··· Exercise material ···
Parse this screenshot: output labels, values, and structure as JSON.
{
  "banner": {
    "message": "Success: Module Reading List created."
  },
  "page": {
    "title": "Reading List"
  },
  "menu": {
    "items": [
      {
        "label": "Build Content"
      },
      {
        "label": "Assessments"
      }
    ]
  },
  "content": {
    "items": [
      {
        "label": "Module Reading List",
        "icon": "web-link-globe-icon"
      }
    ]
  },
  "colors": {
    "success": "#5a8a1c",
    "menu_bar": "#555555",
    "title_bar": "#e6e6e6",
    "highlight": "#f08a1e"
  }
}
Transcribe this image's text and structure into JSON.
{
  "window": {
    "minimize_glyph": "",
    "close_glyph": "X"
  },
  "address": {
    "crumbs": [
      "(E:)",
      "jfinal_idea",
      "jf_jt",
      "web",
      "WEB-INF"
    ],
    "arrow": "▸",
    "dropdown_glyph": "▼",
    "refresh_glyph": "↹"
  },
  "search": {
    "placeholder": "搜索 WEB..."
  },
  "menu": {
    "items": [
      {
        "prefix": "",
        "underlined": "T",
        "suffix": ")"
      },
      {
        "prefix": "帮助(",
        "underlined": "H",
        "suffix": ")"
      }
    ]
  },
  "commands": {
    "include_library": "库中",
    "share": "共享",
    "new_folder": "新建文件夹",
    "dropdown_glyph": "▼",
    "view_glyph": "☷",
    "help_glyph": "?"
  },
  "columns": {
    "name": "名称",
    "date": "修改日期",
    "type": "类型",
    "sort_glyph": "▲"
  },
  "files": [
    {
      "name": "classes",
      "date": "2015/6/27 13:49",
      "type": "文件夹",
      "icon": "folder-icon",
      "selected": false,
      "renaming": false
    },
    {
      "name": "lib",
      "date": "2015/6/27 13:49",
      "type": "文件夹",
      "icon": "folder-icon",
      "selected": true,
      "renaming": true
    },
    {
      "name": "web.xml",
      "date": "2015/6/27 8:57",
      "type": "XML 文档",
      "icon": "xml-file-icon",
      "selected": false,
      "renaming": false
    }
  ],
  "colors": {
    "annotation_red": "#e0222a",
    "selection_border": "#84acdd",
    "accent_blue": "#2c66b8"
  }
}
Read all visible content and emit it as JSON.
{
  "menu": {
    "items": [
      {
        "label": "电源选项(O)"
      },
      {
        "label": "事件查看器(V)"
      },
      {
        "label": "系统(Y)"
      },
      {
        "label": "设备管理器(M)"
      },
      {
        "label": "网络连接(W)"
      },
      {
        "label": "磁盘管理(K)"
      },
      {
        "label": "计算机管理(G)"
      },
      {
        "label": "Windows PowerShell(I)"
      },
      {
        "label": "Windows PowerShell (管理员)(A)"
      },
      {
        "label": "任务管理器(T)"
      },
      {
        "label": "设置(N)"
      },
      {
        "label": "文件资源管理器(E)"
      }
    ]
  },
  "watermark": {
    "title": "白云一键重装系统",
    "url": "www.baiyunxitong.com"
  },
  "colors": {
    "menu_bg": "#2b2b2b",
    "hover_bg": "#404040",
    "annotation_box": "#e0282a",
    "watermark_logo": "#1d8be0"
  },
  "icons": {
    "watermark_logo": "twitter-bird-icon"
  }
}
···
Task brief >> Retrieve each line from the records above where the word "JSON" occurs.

Solution to this task >>
Parse this screenshot: output labels, values, and structure as JSON.
Transcribe this image's text and structure into JSON.
Read all visible content and emit it as JSON.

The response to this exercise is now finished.